Restrictions for Convicted Felons

By Teo Spengler - Updated November 28, 2018
handcuffs

handcuffs image by William Berry from Fotolia.com

Some believe that an individual who commits a crime goes to prison to pay a debt to society, but those convicted of serious crimes called felonies never actually finish paying that debt. Convicted felons pay by completing a jail sentence and perhaps probation, then they continue to pay the rest of their lives because of state and federal laws that deny them certain rights that are enjoyed by all other U.S. citizens.

Tip

Laws differ when it comes to restrictions on the civil rights of convicted felons, but many jurisdictions restrict a felon's parental rights, the right to vote, to travel, to own guns, to serve on juries, to hold certain jobs, and to get public assistance and housing.

The Right to Vote

States are all over the map when it comes to restricting a felon's right to vote, either temporarily or permanently. More states have been granting felons the right to vote at some point in recent years, but state approaches to felon disenfranchisement vary tremendously.

Felons do not lose their right to vote, even while in jail, in Maine and Vermont. they lose their right to vote while incarcerated in 14 states and the District of Columbia. The right is restored when they get out.

The loss of voting rights continues after incarceration ends in 22 other states. This can be while the felon is on probation or for some other period of time, such as until they pay outstanding fines. Felons lose the right to vote indefinitely for some crimes or face a time period after jail, parole, probation and fines are paid before they can vote in 12 other states.

The Right to Travel Abroad

A felon is allowed to apply for and receive a passport under federal law, but not all countries allow those with past felonies to enter. Even Canada imposes strict restrictions on the rights of an American with a criminal conviction to enter the country.

The Right to Own Guns

The Second Amendment guarantees the rights of citizens to keep and bear arms, but this doesn't apply to felons in most states. For example, a person convicted of a state or federal felony can never own or possess a gun in California. This ban applies to both adults and minors who were charged with a felony and tried as adults. The only exception is when the firearm rights of a felon are restored by a governor pardon, but those convicted of a felony involving the use of a dangerous weapon cannot get their firearms rights restored.

The Right to Hold Certain Jobs

Felons are prohibited by federal law from holding employment with the armed forces or law enforcement agencies. Some states have laws preventing felons from becoming teachers and child care professionals, or from working as an attorney, doctor or architect – careers that require professional licenses. Many types of job discrimination are forbidden, but private employers are permitted to refuse to hire felons, often after conducting background checks on job applicants.

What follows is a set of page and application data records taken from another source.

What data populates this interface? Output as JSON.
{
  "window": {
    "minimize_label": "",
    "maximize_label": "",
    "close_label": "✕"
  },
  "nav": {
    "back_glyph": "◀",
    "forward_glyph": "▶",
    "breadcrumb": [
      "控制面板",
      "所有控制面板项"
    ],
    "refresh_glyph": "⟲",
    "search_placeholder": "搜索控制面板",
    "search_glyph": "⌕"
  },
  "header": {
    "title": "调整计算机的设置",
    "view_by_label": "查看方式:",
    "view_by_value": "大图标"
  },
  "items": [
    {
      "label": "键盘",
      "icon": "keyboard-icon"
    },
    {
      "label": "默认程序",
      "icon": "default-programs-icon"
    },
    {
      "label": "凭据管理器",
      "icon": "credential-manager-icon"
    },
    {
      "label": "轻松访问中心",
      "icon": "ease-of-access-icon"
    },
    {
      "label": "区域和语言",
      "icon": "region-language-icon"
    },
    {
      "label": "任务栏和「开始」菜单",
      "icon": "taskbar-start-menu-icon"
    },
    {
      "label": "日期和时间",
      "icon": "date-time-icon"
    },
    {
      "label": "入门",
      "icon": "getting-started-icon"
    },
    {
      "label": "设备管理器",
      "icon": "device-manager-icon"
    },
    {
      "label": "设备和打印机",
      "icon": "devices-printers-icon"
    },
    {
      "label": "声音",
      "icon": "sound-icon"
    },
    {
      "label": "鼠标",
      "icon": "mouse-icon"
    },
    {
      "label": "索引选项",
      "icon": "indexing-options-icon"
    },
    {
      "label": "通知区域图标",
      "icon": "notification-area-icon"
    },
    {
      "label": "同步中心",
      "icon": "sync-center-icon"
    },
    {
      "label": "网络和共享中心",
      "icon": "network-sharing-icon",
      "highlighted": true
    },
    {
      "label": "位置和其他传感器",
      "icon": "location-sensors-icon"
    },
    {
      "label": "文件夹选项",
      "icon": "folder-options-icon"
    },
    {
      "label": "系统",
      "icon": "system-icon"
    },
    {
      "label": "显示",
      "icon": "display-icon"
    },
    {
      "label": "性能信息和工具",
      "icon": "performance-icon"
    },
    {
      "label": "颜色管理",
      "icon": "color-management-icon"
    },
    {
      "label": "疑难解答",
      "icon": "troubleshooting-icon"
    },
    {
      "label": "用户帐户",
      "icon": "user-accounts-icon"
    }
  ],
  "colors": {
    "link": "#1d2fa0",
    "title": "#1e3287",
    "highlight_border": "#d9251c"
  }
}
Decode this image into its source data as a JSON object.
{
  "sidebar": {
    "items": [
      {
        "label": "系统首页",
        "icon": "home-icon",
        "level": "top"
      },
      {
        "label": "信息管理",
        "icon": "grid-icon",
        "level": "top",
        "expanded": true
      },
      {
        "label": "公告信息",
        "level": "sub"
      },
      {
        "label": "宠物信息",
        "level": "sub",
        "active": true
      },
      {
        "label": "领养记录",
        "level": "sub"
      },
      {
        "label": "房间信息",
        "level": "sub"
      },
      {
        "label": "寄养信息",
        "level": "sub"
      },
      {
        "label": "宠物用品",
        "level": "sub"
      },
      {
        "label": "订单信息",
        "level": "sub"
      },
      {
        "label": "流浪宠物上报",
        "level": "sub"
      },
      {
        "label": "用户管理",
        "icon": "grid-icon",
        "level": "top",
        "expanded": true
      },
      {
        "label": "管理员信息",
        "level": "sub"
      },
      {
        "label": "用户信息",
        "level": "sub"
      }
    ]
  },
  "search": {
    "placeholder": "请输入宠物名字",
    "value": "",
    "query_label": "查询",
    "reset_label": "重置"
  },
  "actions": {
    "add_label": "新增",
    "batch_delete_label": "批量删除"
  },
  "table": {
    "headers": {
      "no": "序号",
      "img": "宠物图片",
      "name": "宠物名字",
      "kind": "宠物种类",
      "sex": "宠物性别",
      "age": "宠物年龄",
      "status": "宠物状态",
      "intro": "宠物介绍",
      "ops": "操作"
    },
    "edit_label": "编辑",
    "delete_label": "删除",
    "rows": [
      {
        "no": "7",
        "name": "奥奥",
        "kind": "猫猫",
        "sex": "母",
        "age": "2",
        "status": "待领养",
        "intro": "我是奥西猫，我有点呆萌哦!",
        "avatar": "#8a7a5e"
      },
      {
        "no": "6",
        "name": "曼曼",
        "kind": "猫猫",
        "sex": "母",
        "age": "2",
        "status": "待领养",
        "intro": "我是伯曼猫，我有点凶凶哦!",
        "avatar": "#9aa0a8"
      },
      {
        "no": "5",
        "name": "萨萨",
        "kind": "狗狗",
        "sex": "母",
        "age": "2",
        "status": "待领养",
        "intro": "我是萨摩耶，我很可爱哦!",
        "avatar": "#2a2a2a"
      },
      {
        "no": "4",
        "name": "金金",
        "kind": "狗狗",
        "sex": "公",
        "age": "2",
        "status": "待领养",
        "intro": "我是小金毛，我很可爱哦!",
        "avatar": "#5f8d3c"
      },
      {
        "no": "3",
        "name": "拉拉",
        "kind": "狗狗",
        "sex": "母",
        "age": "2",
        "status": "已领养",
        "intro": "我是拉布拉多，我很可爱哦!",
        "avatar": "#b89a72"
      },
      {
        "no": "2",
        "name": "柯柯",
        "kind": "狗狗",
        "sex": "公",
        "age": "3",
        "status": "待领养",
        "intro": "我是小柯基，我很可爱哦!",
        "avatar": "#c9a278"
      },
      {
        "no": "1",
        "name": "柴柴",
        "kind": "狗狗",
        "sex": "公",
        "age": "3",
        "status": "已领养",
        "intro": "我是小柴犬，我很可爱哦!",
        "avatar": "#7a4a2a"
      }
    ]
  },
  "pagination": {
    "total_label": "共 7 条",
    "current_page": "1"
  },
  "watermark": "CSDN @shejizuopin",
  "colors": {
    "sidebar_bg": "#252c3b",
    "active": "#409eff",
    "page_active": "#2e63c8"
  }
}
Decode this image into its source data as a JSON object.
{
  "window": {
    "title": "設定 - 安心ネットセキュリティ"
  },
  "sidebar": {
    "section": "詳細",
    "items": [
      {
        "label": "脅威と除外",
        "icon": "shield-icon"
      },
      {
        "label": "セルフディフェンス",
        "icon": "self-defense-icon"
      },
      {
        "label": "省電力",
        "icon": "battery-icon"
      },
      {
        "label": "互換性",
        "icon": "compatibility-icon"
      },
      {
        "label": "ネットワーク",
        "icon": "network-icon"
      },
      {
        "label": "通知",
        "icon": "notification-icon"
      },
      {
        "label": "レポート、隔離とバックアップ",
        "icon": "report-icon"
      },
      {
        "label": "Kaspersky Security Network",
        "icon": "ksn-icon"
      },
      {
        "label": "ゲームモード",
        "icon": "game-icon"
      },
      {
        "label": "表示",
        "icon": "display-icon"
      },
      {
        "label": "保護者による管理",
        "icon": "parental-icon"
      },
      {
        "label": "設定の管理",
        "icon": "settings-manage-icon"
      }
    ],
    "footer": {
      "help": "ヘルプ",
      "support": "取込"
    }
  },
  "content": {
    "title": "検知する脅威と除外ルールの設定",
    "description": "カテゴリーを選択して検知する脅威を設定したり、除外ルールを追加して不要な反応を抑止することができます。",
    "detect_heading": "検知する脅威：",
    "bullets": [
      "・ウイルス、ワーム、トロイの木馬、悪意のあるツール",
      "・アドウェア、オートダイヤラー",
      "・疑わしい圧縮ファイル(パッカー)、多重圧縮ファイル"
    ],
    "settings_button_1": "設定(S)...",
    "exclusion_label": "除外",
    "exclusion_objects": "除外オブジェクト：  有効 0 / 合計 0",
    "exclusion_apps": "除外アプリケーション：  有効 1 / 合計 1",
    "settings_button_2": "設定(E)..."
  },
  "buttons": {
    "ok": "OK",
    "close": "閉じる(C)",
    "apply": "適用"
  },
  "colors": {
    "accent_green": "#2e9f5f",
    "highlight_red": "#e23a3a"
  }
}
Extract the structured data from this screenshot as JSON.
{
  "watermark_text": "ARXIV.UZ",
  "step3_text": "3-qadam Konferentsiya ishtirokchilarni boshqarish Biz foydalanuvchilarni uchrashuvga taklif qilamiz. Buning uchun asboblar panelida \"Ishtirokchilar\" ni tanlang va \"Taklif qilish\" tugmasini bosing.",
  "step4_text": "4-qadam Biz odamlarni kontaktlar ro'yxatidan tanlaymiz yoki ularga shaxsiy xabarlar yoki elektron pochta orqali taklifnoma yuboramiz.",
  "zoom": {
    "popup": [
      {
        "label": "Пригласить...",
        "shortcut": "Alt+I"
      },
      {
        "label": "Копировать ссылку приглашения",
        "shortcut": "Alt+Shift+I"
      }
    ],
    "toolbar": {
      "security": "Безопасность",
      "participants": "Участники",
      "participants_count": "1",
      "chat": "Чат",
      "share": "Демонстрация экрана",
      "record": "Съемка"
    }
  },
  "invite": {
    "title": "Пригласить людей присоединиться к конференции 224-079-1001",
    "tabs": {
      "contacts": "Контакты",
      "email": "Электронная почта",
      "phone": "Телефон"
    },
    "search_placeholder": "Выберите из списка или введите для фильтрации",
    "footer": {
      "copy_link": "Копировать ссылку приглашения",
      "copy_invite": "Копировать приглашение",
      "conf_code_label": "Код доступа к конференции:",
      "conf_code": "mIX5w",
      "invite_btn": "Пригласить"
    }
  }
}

Felons aren't able to sit on juries or receive state assistance in some states – they can't apply for state grants or live in public housing. They're not eligible to seek federal cash assistance, SSI or food stamps.

Restrictions on Parental Rights

Convicted felons might also have fewer parental rights, especially in custody battles or divorces. This depends on the type of crime that has been committed. A parent convicted of child endangerment or child abuse or any type of felony involving a child is likely to lose all custodial rights and will have significant limitations placed on child visitation. For murders and other violent crimes, it is likely that the felon will be found unfit to look after a child.

Custodial and visitation rights might be less seriously curtailed in cases of non-violent felony crimes such as tax fraud that did not pose any risk of harm to a child. Rights might be completely restored after the felon has served his sentence. The courts will look at what is in the best interest of the child in each case.

Can a Felon Have Rights Restored?

The process of getting your civil rights restored as a convicted felon is known as clemency. It's basically an act of mercy that releases you from the punishments that are attached to a felony crime. Clemency comes in various forms, such as the specific authority to own firearms or a restoration of the civil rights the person enjoyed before the felony conviction. Generally, you cannot get clemency relief from the registration requirements that are associated with sex offenses. Contact your state's Office of Clemency for details on how to apply.

About the Author

Teo Spengler earned a J.D. from U.C. Berkeley's Boalt Hall. As an Assistant Attorney General in Juneau, she practiced before the Alaska Supreme Court and the U.S. Supreme Court before opening a plaintiff's personal injury practice in San Francisco. She holds both an M.A. and an M.F.A in creative writing and enjoys writing legal blogs and articles. Her work has appeared in numerous online publications including USA Today, Legal Zoom, eHow Business, Livestrong, SF Gate, Go Banking Rates, Arizona Central, Houston Chronicle, Navy Federal Credit Union, Pearson, Quicken.com, TurboTax.com, and numerous attorney websites. Spengler splits her time between the French Basque Country and Northern California.

Cite this Article A tool to create a citation to reference this article Cite this Article